AP: Tying back to the previous question, Steve Brust at Viable Paradise offered some excellent advice about how to make your character sympathetic. First, make your character like someone else; and secondly, if your character has a problem, don’t let her complain. Bee certainly hit those two marks, with its fondness for Cricket and Moth and its stoicism in the face of wing failure.
Viable Paradise was an amazing experience, and there was so much information and advice provided that I am still digesting it. But one point that Uncle Jim and the crew were clear in getting across is that writers should not make the mistake of rejecting themselves by failing to submit. That’s up to the editors (and slush readers) to do. Steve Gould also talked with us about what writers can control (their craft, for instance) and what they can’t (success, fame, and fortune). The week was a great mix of writing, workshops, lectures on craft and life, and meeting other writers, and I recommend it for anyone who is seeking that type of intense workshop.

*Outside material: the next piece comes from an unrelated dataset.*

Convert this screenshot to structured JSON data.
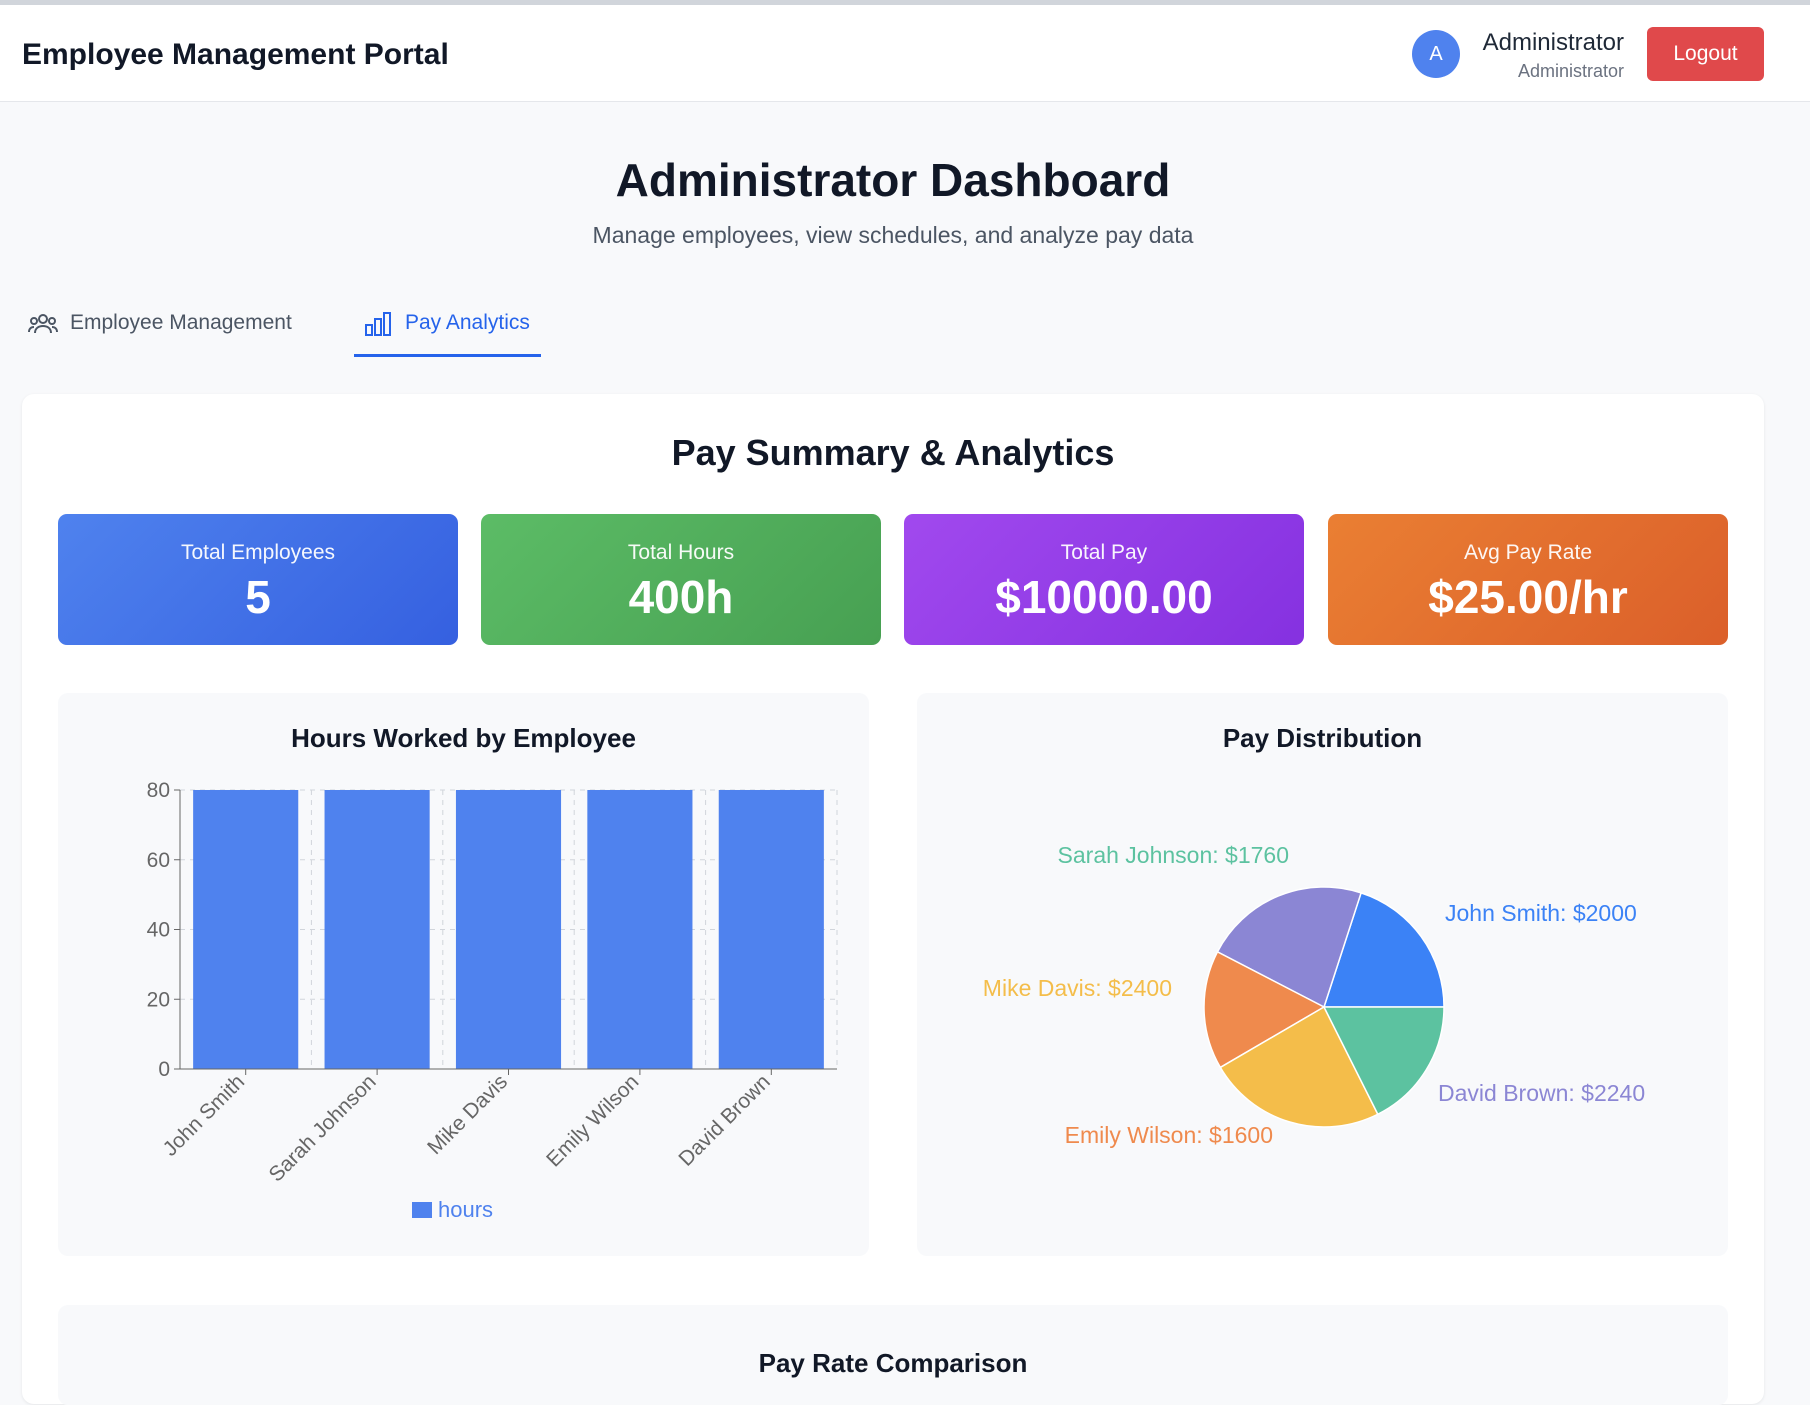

SM: Please recommend us a writer or book that needs more exposure.
AP: This is a hard one, because the writers who are well known in the SFF world, such as Cat Rambo (whose fiction is truly fantastic and I heartily recommend) can always be better known by the wider reading world.
SM: Do you have any other projects or stories you would like to plug?
AP: I have a short story coming out in Andromeda Spaceways Inflight Magazine in June. The story is called “Frank Discussions with your Genie,” and ties in Ms. Pac-Man, an absent father, a genie at the Atlantic ocean, and letter writing.
SM: Where can people find you online?
AP: I’m active on Twitter at @aimeepicchi and I’m not very active on my website, https://aimeepicchi.wordpress.com/
SM: Thank you for your time, Aimee!
AP: Thanks, Stefan!